"Starlight, star bright/ first star I see tonight/ I wish I may/ I wish I might/ have the wish/ I wish tonight…" He paused for a moment, pondering what to wish for. "I wish… I wish that Amanda and Olivia have a good life."

March 9, 2012

Amanda felt like doing a summersault, a cartwheel, some sort of a cheer, as she slid behind the wheel of her car. She had worked one officially phenomenal week at the high school. It was a decided step up from being a teller, and she loved it.

She had even let herself get close to a couple of the students. Both freshman, Jade Hayes and Dylan Mitchell had shown interest in the solitary personal item that Amanda had put in her workspace. A picture of Olivia. She considered the similarities between the two teenagers as she drove to pick Olivia up from the daycare.

Both had fathers who worked as deputies for the Dougherty County sheriff's office. And both had remarked that Olivia looked like someone that they knew, but neither had known who.

Thoughts of David had briefly flickered through her mind, but Amanda hadn't dared to pursue the angle. It didn't really make a difference anyway, David wanted nothing to do with her and Olivia, and Amanda promised herself that the feeling was mutual.

She even almost believed herself. But just almost.

March 10, 2012

"What about you, David?"

David looked in mild surprise at the man who had posed the question, Adam paused before answering.

"I had a good dad." Again he paused as a thought came to mind. "I guess. I mean, the guy wasn't perfect. My parent's split up after he had an affair. But I think that he regretted it. And I struggled with it for a while,"David gesture dismissively with his hand, Coca-Cola and all. "But, you know, divorce just comes with the territory these days."

"I disagree, man." Nathan informed him. "Divorce happens because you make it an option."

David smirked at the table in front of him. "Nathan, you don't always know what's gonna happen. People change. You can't always work stuff out. Sometimes you need to part ways."

Adam shot him an assessing look before saying, "I think I agree with Nathan. People don't fight for their marriage any more."

"Thank you." Nathan said before turning to David. "Wait 'til you get married and have kids. You're gonna figure out real quick how much you don't know."

David bit the inside of his cheek to keep from telling his partner just how much he did know, irritated. He told himself that he wanted to defend his father, but, in truth, he wanted to defend himself. He wasn't about to admit that the things that his father had done and the things that he had done had any similarities. No way.

Nathan continued on, saying, "Man, if it weren't for my faith in God, I'd be in a tailspin right now."

"Yeah, me too." Adam seconded.

David tried to shake off his mood and said, "Look, guys... not everybody believes in that stuff. You're all religious, and that's fine.

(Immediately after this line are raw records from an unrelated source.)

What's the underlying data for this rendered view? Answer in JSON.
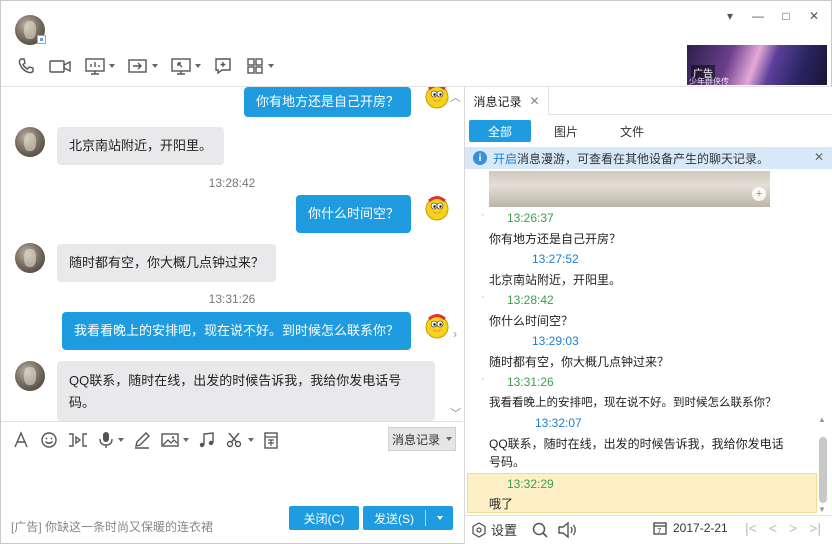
{
  "window": {
    "contact_name": "",
    "controls": {
      "menu": "▾",
      "minimize": "—",
      "maximize": "□",
      "close": "✕"
    },
    "ad_banner": {
      "tag": "广告",
      "subtitle": "少年群侠传"
    }
  },
  "toolbar": {
    "icons": [
      "phone-icon",
      "video-icon",
      "screen-share-icon",
      "transfer-file-icon",
      "remote-desktop-icon",
      "add-message-icon",
      "app-grid-icon"
    ]
  },
  "chat": {
    "messages": [
      {
        "side": "out",
        "text": "你有地方还是自己开房？"
      },
      {
        "side": "in",
        "text": "北京南站附近，开阳里。"
      },
      {
        "type": "time",
        "text": "13:28:42"
      },
      {
        "side": "out",
        "text": "你什么时间空？"
      },
      {
        "side": "in",
        "text": "随时都有空，你大概几点钟过来？"
      },
      {
        "type": "time",
        "text": "13:31:26"
      },
      {
        "side": "out",
        "text": "我看看晚上的安排吧，现在说不好。到时候怎么联系你？"
      },
      {
        "side": "in",
        "text": "QQ联系，随时在线，出发的时候告诉我，我给你发电话号码。"
      }
    ]
  },
  "input_area": {
    "history_button": "消息记录",
    "bottom_ad": "[广告] 你缺这一条时尚又保暖的连衣裙",
    "close_button": "关闭(C)",
    "send_button": "发送(S)"
  },
  "history": {
    "tab_label": "消息记录",
    "tab_close": "✕",
    "filters": [
      "全部",
      "图片",
      "文件"
    ],
    "notice": {
      "link": "开启",
      "text": "消息漫游，可查看在其他设备产生的聊天记录。",
      "close": "✕"
    },
    "entries": [
      {
        "time": "13:26:37",
        "color": "green",
        "text": "你有地方还是自己开房？"
      },
      {
        "time": "13:27:52",
        "color": "blue",
        "text": "北京南站附近，开阳里。"
      },
      {
        "time": "13:28:42",
        "color": "green",
        "text": "你什么时间空？"
      },
      {
        "time": "13:29:03",
        "color": "blue",
        "text": "随时都有空，你大概几点钟过来？"
      },
      {
        "time": "13:31:26",
        "color": "green",
        "text": "我看看晚上的安排吧，现在说不好。到时候怎么联系你？"
      },
      {
        "time": "13:32:07",
        "color": "blue",
        "text": "QQ联系，随时在线，出发的时候告诉我，我给你发电话号码。"
      },
      {
        "time": "13:32:29",
        "color": "green",
        "text": "哦了"
      }
    ],
    "bottom": {
      "settings": "设置",
      "date": "2017-2-21"
    }
  }
}
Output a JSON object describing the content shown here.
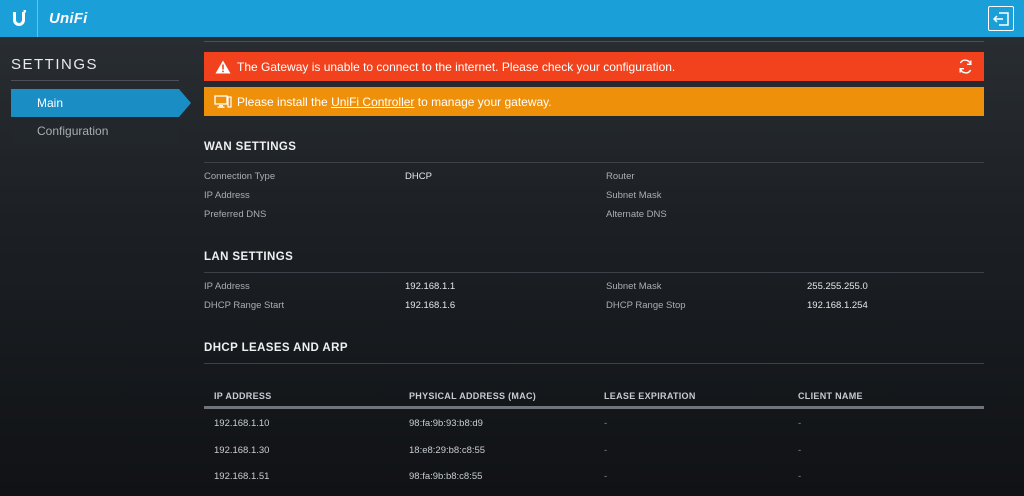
{
  "topbar": {
    "logo_text": "UniFi",
    "logo_icon": "ubiquiti-u-icon",
    "logout_icon": "logout-icon"
  },
  "sidebar": {
    "title": "SETTINGS",
    "items": [
      {
        "label": "Main",
        "active": true
      },
      {
        "label": "Configuration",
        "active": false
      }
    ]
  },
  "alerts": {
    "error": {
      "text": "The Gateway is unable to connect to the internet. Please check your configuration.",
      "icon": "warning-triangle-icon",
      "action_icon": "refresh-icon",
      "color": "#f2421d"
    },
    "warn": {
      "prefix": "Please install the ",
      "link": "UniFi Controller",
      "suffix": " to manage your gateway.",
      "icon": "monitor-icon",
      "color": "#ef900a"
    }
  },
  "wan": {
    "title": "WAN SETTINGS",
    "connection_type_label": "Connection Type",
    "connection_type_value": "DHCP",
    "ip_label": "IP Address",
    "ip_value": "",
    "preferred_dns_label": "Preferred DNS",
    "preferred_dns_value": "",
    "router_label": "Router",
    "router_value": "",
    "subnet_label": "Subnet Mask",
    "subnet_value": "",
    "alternate_dns_label": "Alternate DNS",
    "alternate_dns_value": ""
  },
  "lan": {
    "title": "LAN SETTINGS",
    "ip_label": "IP Address",
    "ip_value": "192.168.1.1",
    "range_start_label": "DHCP Range Start",
    "range_start_value": "192.168.1.6",
    "subnet_label": "Subnet Mask",
    "subnet_value": "255.255.255.0",
    "range_stop_label": "DHCP Range Stop",
    "range_stop_value": "192.168.1.254"
  },
  "leases": {
    "title": "DHCP LEASES AND ARP",
    "columns": [
      "IP ADDRESS",
      "PHYSICAL ADDRESS (MAC)",
      "LEASE EXPIRATION",
      "CLIENT NAME"
    ],
    "rows": [
      {
        "ip": "192.168.1.10",
        "mac": "98:fa:9b:93:b8:d9",
        "expiration": "-",
        "client": "-"
      },
      {
        "ip": "192.168.1.30",
        "mac": "18:e8:29:b8:c8:55",
        "expiration": "-",
        "client": "-"
      },
      {
        "ip": "192.168.1.51",
        "mac": "98:fa:9b:b8:c8:55",
        "expiration": "-",
        "client": "-"
      }
    ]
  },
  "colors": {
    "brand": "#1a9fd8",
    "active_nav": "#1a8dc5"
  }
}
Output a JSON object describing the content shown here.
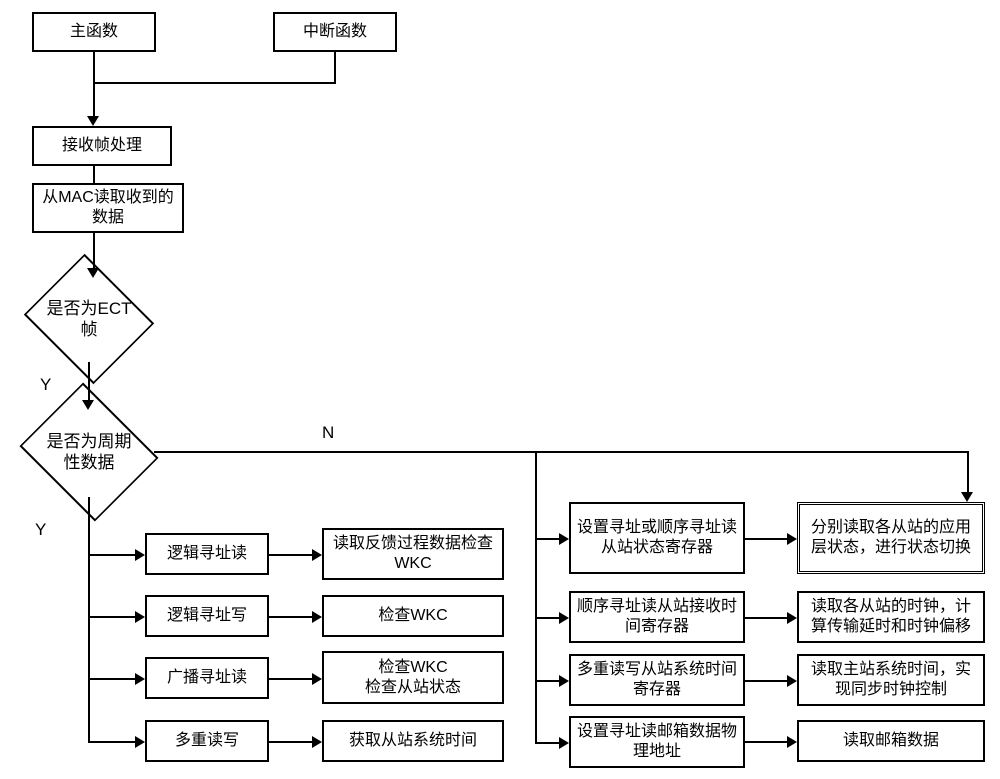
{
  "top": {
    "main": "主函数",
    "interrupt": "中断函数",
    "recv": "接收帧处理",
    "mac": "从MAC读取收到的数据"
  },
  "dec": {
    "ect": "是否为ECT帧",
    "cyc": "是否为周期性数据"
  },
  "lbl": {
    "y1": "Y",
    "y2": "Y",
    "n": "N"
  },
  "left": {
    "r1": "逻辑寻址读",
    "r2": "逻辑寻址写",
    "r3": "广播寻址读",
    "r4": "多重读写"
  },
  "mid": {
    "r1": "读取反馈过程数据检查WKC",
    "r2": "检查WKC",
    "r3": "检查WKC\n检查从站状态",
    "r4": "获取从站系统时间"
  },
  "rightA": {
    "r1": "设置寻址或顺序寻址读从站状态寄存器",
    "r2": "顺序寻址读从站接收时间寄存器",
    "r3": "多重读写从站系统时间寄存器",
    "r4": "设置寻址读邮箱数据物理地址"
  },
  "rightB": {
    "r1": "分别读取各从站的应用层状态，进行状态切换",
    "r2": "读取各从站的时钟，计算传输延时和时钟偏移",
    "r3": "读取主站系统时间，实现同步时钟控制",
    "r4": "读取邮箱数据"
  }
}
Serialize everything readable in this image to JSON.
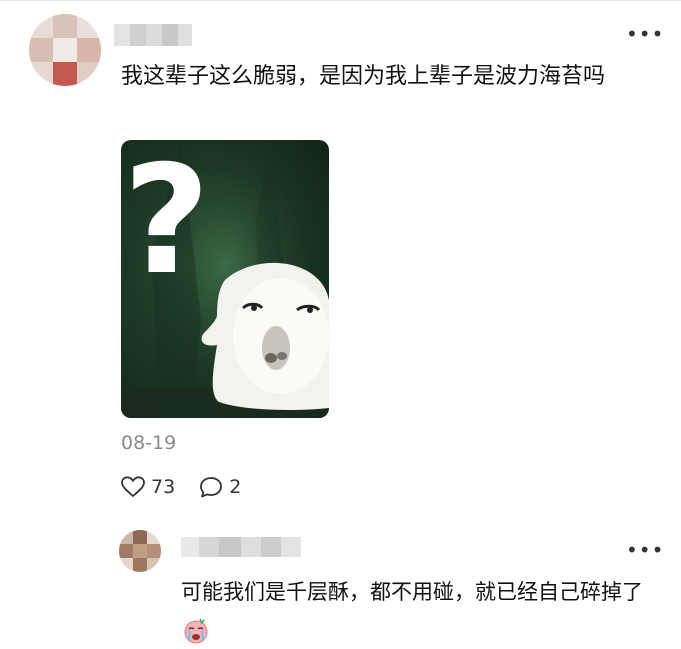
{
  "comment": {
    "text": "我这辈子这么脆弱，是因为我上辈子是波力海苔吗",
    "date": "08-19",
    "likes": "73",
    "replies": "2"
  },
  "reply": {
    "text": "可能我们是千层酥，都不用碰，就已经自己碎掉了",
    "emoji_icon": "crying-face-emoji"
  },
  "image": {
    "overlay_text": "?"
  },
  "colors": {
    "background": "#ffffff",
    "text": "#111111",
    "muted": "#8a8a8a",
    "photo_bg": "#1d3b26"
  }
}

But you can't think that religion is the only way to live your life." He turned to Nathan. "It didn't work out for your parents, didn't they get a divorce?"

It was Nathan's turn to smirk. "That's the problem. They were never married."

David flinched as his thoughts flew to Amanda and Olivia.

"My father had six children from three different women. By the time I was born, he'd already left .I'll tell you what, man. I am thirty-seven years old, and I have never met my biological father."

David hoped his desperation didn't show through as he said, "Well, looks like you turned out alright."

Nathan started talking about a mentor, but David didn't really hear him, too embroiled in his own thoughts.

He heard loud and clear, though, when Nathan said, "I'm telling you man, not having a father has scarred me in more ways than I can count."

For the second time that week, guilt engulfed David Thomson.

He was grateful for Shane when the older man said, "Look, guys, I have enjoyed our little heart to heart, but I need to go pay some bills while there's still something left of my paycheck."

The other three men laughed and the mood shifted. With practiced force, David shoved the thoughts of Amanda and Olivia into the back of his mental closet.

This is the first story in a four story David/Amanda series, the "Star" series. Please review! Thanks! And I wanna thank Ariyah and Challenge King for being willing to listen to my rants and help me out.:)